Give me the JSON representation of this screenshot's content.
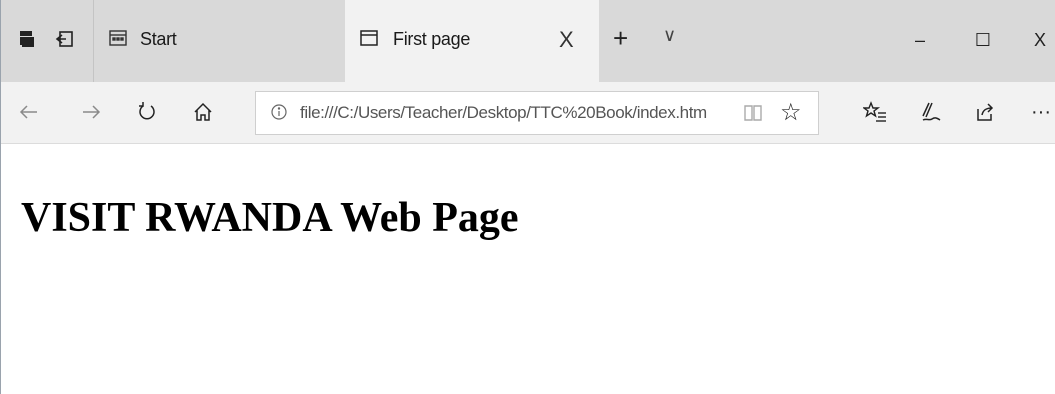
{
  "tabs": [
    {
      "label": "Start",
      "active": false
    },
    {
      "label": "First page",
      "active": true
    }
  ],
  "tab_close_glyph": "X",
  "new_tab_glyph": "+",
  "tab_list_glyph": "∨",
  "window_controls": {
    "minimize": "–",
    "maximize": "☐",
    "close": "X"
  },
  "address_bar": {
    "url": "file:///C:/Users/Teacher/Desktop/TTC%20Book/index.htm"
  },
  "toolbar": {
    "more_glyph": "···"
  },
  "page": {
    "heading": "VISIT RWANDA Web Page"
  },
  "icons": [
    "tab-preview-icon",
    "set-aside-tabs-icon",
    "start-page-icon",
    "page-icon",
    "back-icon",
    "forward-icon",
    "refresh-icon",
    "home-icon",
    "info-icon",
    "reading-view-icon",
    "favorite-star-icon",
    "favorites-hub-icon",
    "pen-icon",
    "share-icon",
    "more-icon"
  ],
  "colors": {
    "tab_strip": "#d9d9d9",
    "active_tab": "#f2f2f2",
    "page_bg": "#ffffff"
  }
}
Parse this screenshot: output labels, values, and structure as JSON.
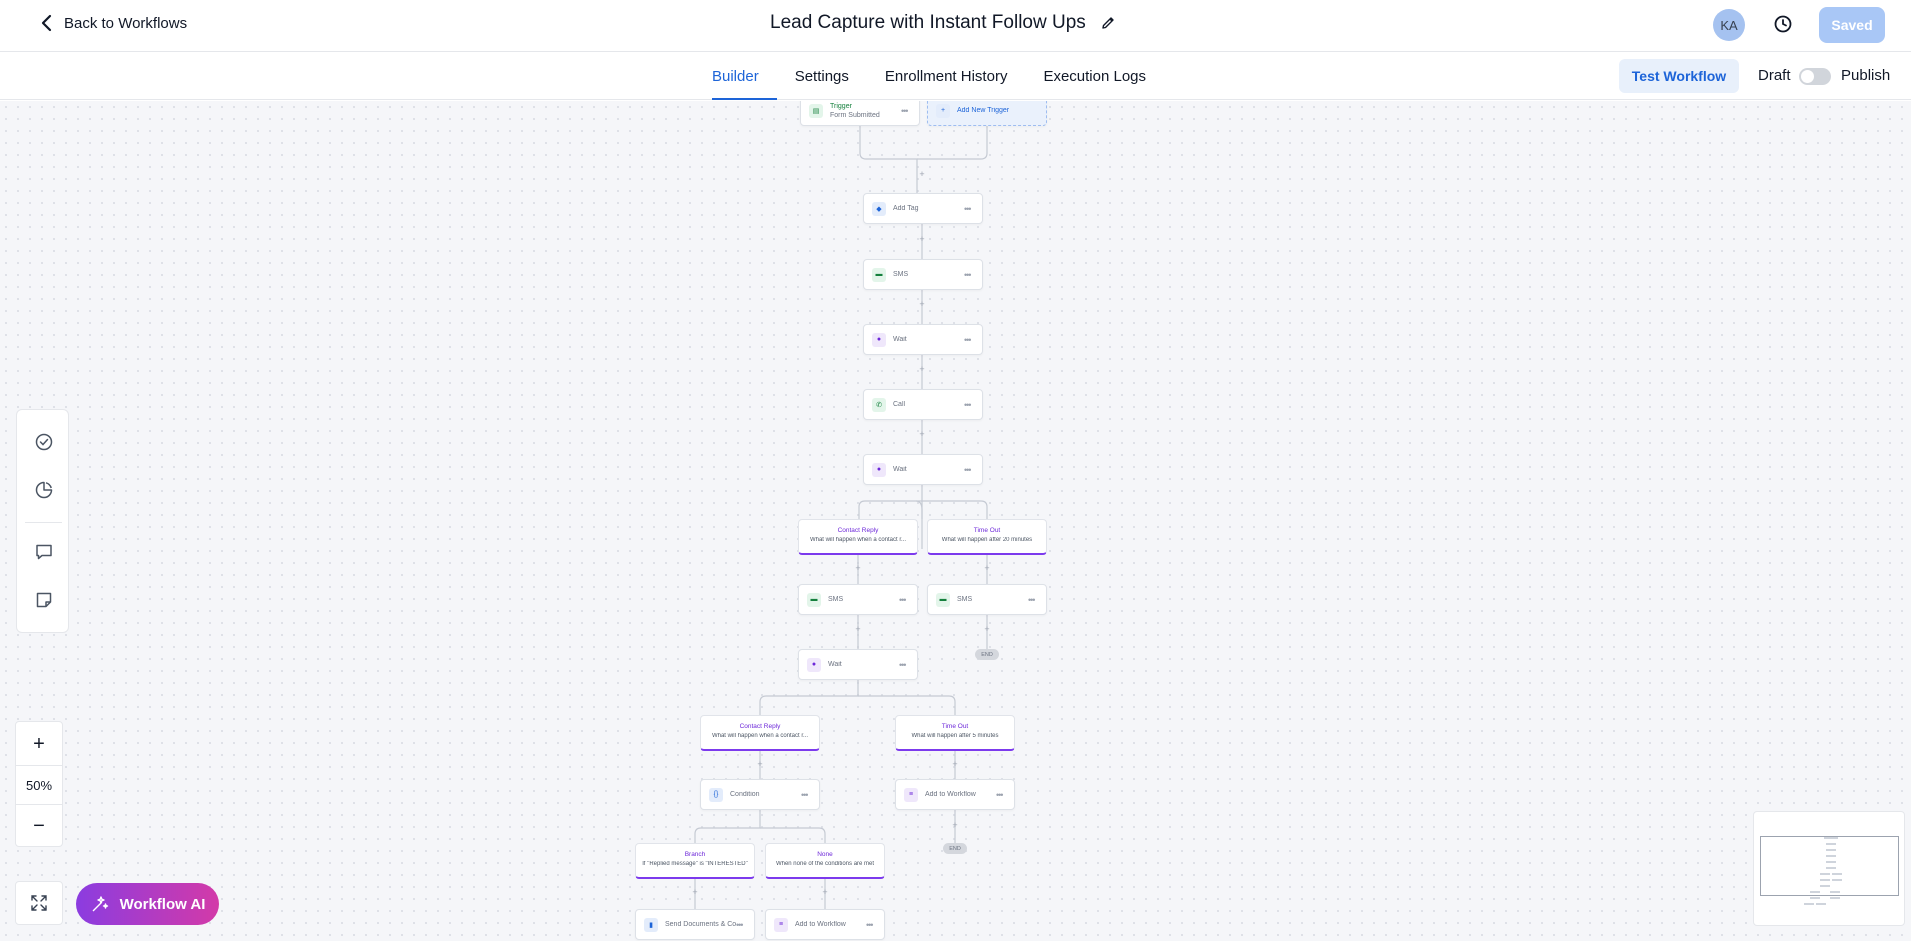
{
  "header": {
    "back_label": "Back to Workflows",
    "title": "Lead Capture with Instant Follow Ups",
    "avatar_initials": "KA",
    "saved_label": "Saved"
  },
  "tabs": [
    {
      "label": "Builder",
      "active": true
    },
    {
      "label": "Settings",
      "active": false
    },
    {
      "label": "Enrollment History",
      "active": false
    },
    {
      "label": "Execution Logs",
      "active": false
    }
  ],
  "actions": {
    "test_label": "Test Workflow",
    "draft_label": "Draft",
    "publish_label": "Publish",
    "published": false
  },
  "canvas": {
    "trigger": {
      "title": "Trigger",
      "subtitle": "Form Submitted"
    },
    "add_trigger": "Add New Trigger",
    "nodes": {
      "add_tag": "Add Tag",
      "sms_1": "SMS",
      "wait_1": "Wait",
      "call": "Call",
      "wait_2": "Wait",
      "sms_2": "SMS",
      "sms_3": "SMS",
      "wait_3": "Wait",
      "condition": "Condition",
      "add_to_workflow_1": "Add to Workflow",
      "send_documents": "Send Documents & Contracts",
      "add_to_workflow_2": "Add to Workflow"
    },
    "branches": {
      "contact_reply_1": {
        "title": "Contact Reply",
        "subtitle": "What will happen when a contact r..."
      },
      "time_out_1": {
        "title": "Time Out",
        "subtitle": "What will happen after 20 minutes"
      },
      "contact_reply_2": {
        "title": "Contact Reply",
        "subtitle": "What will happen when a contact r..."
      },
      "time_out_2": {
        "title": "Time Out",
        "subtitle": "What will happen after 5 minutes"
      },
      "branch": {
        "title": "Branch",
        "subtitle": "If \"Replied message\" is \"INTERESTED\""
      },
      "none": {
        "title": "None",
        "subtitle": "When none of the conditions are met"
      }
    },
    "end_label": "END"
  },
  "zoom": {
    "level": "50%"
  },
  "ai_button": "Workflow AI",
  "colors": {
    "accent": "#1d64d8",
    "branch_border": "#7c3aed",
    "ai_gradient_start": "#8b3ce0",
    "ai_gradient_end": "#d33aa8"
  }
}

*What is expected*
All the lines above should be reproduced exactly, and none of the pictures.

*Answer space*
Give me the JSON representation of this screenshot's content.
{
  "tabs": [
    {
      "label": "Start",
      "active": false
    },
    {
      "label": "First page",
      "active": true
    }
  ],
  "tab_close_glyph": "X",
  "new_tab_glyph": "+",
  "tab_list_glyph": "∨",
  "window_controls": {
    "minimize": "–",
    "maximize": "☐",
    "close": "X"
  },
  "address_bar": {
    "url": "file:///C:/Users/Teacher/Desktop/TTC%20Book/index.htm"
  },
  "toolbar": {
    "more_glyph": "···"
  },
  "page": {
    "heading": "VISIT RWANDA Web Page"
  },
  "icons": [
    "tab-preview-icon",
    "set-aside-tabs-icon",
    "start-page-icon",
    "page-icon",
    "back-icon",
    "forward-icon",
    "refresh-icon",
    "home-icon",
    "info-icon",
    "reading-view-icon",
    "favorite-star-icon",
    "favorites-hub-icon",
    "pen-icon",
    "share-icon",
    "more-icon"
  ],
  "colors": {
    "tab_strip": "#d9d9d9",
    "active_tab": "#f2f2f2",
    "page_bg": "#ffffff"
  }
}
Parse this screenshot: output labels, values, and structure as JSON.
{
  "header": {
    "back_label": "Back to Workflows",
    "title": "Lead Capture with Instant Follow Ups",
    "avatar_initials": "KA",
    "saved_label": "Saved"
  },
  "tabs": [
    {
      "label": "Builder",
      "active": true
    },
    {
      "label": "Settings",
      "active": false
    },
    {
      "label": "Enrollment History",
      "active": false
    },
    {
      "label": "Execution Logs",
      "active": false
    }
  ],
  "actions": {
    "test_label": "Test Workflow",
    "draft_label": "Draft",
    "publish_label": "Publish",
    "published": false
  },
  "canvas": {
    "trigger": {
      "title": "Trigger",
      "subtitle": "Form Submitted"
    },
    "add_trigger": "Add New Trigger",
    "nodes": {
      "add_tag": "Add Tag",
      "sms_1": "SMS",
      "wait_1": "Wait",
      "call": "Call",
      "wait_2": "Wait",
      "sms_2": "SMS",
      "sms_3": "SMS",
      "wait_3": "Wait",
      "condition": "Condition",
      "add_to_workflow_1": "Add to Workflow",
      "send_documents": "Send Documents & Contracts",
      "add_to_workflow_2": "Add to Workflow"
    },
    "branches": {
      "contact_reply_1": {
        "title": "Contact Reply",
        "subtitle": "What will happen when a contact r..."
      },
      "time_out_1": {
        "title": "Time Out",
        "subtitle": "What will happen after 20 minutes"
      },
      "contact_reply_2": {
        "title": "Contact Reply",
        "subtitle": "What will happen when a contact r..."
      },
      "time_out_2": {
        "title": "Time Out",
        "subtitle": "What will happen after 5 minutes"
      },
      "branch": {
        "title": "Branch",
        "subtitle": "If \"Replied message\" is \"INTERESTED\""
      },
      "none": {
        "title": "None",
        "subtitle": "When none of the conditions are met"
      }
    },
    "end_label": "END"
  },
  "zoom": {
    "level": "50%"
  },
  "ai_button": "Workflow AI",
  "colors": {
    "accent": "#1d64d8",
    "branch_border": "#7c3aed",
    "ai_gradient_start": "#8b3ce0",
    "ai_gradient_end": "#d33aa8"
  }
}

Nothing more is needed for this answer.